↓
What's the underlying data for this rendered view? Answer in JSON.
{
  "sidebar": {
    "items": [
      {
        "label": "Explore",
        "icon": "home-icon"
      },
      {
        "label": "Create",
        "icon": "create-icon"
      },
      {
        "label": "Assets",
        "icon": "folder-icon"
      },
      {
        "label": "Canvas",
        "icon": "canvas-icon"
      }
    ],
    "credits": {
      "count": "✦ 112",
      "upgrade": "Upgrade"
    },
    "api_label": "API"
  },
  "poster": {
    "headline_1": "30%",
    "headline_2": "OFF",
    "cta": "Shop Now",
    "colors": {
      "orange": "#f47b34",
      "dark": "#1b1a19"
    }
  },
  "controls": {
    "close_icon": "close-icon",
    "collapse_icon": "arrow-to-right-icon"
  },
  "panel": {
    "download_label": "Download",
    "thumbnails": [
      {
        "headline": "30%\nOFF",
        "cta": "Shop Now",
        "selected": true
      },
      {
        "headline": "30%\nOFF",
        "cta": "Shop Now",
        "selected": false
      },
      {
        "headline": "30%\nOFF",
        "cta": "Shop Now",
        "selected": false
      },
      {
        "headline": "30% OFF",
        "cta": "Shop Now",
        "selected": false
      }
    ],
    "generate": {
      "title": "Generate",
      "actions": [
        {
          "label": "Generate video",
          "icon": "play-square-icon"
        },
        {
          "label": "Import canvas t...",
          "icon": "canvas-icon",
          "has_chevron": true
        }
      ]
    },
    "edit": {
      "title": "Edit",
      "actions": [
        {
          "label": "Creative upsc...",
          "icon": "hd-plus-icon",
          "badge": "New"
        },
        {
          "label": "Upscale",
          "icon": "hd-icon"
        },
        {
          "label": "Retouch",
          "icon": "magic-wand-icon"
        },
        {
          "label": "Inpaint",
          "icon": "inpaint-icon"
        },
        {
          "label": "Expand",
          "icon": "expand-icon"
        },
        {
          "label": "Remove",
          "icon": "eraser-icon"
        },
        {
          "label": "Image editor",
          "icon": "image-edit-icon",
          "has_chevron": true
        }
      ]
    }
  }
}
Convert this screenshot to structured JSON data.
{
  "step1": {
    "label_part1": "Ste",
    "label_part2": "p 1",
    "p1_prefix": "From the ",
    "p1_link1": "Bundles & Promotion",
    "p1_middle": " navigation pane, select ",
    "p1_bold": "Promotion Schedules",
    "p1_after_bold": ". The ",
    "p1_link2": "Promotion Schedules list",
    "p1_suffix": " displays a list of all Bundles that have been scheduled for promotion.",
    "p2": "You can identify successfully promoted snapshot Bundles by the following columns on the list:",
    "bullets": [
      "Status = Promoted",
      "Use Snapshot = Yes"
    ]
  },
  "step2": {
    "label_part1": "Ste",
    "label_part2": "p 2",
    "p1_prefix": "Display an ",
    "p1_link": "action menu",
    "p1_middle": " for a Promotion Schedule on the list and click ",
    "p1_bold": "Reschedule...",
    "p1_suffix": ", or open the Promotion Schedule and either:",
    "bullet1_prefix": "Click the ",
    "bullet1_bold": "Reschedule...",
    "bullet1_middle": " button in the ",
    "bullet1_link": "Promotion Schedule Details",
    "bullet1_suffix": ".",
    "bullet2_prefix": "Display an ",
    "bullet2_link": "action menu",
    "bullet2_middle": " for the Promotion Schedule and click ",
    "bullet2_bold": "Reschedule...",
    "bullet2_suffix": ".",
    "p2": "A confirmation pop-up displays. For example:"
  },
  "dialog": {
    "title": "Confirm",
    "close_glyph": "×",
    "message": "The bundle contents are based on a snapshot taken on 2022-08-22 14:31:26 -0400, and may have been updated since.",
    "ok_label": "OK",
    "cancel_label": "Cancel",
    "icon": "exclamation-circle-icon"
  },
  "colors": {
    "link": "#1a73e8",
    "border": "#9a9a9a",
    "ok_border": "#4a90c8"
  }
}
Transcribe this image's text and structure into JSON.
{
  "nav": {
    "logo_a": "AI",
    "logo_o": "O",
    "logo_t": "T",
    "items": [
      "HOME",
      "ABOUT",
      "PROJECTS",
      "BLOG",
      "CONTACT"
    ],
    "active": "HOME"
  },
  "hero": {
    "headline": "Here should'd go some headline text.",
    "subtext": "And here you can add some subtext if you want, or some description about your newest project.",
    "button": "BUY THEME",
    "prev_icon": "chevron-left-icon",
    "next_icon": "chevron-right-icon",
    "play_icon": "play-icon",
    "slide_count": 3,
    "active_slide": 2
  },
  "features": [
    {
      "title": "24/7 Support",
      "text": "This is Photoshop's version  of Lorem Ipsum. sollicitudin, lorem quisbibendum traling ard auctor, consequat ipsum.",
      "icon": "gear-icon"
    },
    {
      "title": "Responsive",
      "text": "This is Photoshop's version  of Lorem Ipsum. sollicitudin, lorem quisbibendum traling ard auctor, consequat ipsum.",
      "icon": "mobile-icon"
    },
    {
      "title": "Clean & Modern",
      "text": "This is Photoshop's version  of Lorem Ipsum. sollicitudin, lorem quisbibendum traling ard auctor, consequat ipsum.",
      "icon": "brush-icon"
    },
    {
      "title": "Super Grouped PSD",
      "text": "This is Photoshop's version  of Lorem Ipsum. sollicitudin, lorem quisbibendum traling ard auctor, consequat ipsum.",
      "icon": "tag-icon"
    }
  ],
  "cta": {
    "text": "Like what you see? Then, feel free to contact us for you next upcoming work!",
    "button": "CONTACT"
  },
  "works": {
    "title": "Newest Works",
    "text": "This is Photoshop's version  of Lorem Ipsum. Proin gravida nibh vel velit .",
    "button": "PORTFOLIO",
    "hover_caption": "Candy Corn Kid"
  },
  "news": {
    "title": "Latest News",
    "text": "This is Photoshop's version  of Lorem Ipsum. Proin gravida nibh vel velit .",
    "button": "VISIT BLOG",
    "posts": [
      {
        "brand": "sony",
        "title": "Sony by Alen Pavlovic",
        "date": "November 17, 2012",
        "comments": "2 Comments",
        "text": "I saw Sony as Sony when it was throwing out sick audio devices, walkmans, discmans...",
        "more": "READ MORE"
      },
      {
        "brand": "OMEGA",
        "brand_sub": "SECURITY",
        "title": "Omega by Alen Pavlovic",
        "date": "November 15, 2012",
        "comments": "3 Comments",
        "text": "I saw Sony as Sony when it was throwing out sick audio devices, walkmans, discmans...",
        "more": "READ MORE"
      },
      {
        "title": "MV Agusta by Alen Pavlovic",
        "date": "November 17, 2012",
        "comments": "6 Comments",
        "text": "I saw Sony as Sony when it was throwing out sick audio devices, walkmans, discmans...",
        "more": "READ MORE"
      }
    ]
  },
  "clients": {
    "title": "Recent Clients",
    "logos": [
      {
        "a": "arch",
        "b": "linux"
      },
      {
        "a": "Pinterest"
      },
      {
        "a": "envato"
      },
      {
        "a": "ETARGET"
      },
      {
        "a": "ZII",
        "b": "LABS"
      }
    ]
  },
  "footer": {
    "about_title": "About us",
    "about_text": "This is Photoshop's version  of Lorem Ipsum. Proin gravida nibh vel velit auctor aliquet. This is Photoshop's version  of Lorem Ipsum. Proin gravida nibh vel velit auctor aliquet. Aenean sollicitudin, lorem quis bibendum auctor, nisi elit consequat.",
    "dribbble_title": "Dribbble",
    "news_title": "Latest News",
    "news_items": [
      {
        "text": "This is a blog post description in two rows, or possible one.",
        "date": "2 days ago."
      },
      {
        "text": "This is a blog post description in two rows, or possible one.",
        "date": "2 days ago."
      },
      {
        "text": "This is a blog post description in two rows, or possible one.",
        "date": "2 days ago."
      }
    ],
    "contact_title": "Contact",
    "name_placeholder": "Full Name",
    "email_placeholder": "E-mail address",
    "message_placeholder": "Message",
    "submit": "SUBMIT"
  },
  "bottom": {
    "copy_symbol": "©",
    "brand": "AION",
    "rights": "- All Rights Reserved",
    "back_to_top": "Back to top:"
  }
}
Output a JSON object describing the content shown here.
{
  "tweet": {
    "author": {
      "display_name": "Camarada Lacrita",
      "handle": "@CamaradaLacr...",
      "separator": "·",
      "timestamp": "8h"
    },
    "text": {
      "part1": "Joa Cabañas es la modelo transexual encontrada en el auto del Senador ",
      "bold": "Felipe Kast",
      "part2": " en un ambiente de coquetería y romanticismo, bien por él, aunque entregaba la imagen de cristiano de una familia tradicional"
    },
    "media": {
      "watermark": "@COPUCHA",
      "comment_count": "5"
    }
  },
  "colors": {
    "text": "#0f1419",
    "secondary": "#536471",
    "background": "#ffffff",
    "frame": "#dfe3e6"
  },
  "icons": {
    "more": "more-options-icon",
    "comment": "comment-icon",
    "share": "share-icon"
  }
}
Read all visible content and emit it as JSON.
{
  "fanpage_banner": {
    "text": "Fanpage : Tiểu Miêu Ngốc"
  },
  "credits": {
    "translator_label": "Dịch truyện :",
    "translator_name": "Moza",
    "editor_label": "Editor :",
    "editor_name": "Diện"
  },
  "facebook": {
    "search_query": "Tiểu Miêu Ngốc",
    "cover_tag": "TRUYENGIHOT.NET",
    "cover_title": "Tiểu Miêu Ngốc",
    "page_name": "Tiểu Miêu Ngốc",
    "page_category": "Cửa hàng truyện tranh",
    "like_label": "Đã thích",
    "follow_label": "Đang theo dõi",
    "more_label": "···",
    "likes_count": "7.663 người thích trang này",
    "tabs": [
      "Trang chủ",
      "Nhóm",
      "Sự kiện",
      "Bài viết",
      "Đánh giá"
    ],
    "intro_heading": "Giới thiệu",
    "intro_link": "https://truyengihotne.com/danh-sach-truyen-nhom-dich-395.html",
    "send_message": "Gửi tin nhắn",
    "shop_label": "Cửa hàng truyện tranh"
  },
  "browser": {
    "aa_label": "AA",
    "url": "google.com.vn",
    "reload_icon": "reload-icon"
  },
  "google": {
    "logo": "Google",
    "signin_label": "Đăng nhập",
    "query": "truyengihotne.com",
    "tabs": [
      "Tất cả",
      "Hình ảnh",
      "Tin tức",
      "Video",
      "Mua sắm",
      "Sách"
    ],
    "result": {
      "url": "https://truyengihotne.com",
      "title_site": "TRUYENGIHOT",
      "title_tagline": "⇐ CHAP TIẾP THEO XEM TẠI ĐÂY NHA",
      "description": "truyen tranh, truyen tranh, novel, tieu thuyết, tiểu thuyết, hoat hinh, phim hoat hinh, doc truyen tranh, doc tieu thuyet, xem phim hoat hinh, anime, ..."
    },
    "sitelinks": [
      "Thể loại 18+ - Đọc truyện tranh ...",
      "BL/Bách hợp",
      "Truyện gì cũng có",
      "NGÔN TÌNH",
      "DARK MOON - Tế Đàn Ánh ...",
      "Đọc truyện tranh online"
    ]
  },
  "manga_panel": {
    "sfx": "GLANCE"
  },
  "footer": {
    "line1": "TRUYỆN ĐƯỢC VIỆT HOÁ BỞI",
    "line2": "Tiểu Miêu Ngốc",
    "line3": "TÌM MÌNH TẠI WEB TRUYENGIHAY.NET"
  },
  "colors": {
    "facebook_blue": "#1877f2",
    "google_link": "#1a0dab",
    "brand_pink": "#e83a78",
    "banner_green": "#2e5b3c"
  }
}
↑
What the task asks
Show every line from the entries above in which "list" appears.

Answer section
    "p1_link2": "Promotion Schedules list",
    "p1_suffix": " displays a list of all Bundles that have been scheduled for promotion.",
    "p2": "You can identify successfully promoted snapshot Bundles by the following columns on the list:",
    "p1_middle": " for a Promotion Schedule on the list and click ",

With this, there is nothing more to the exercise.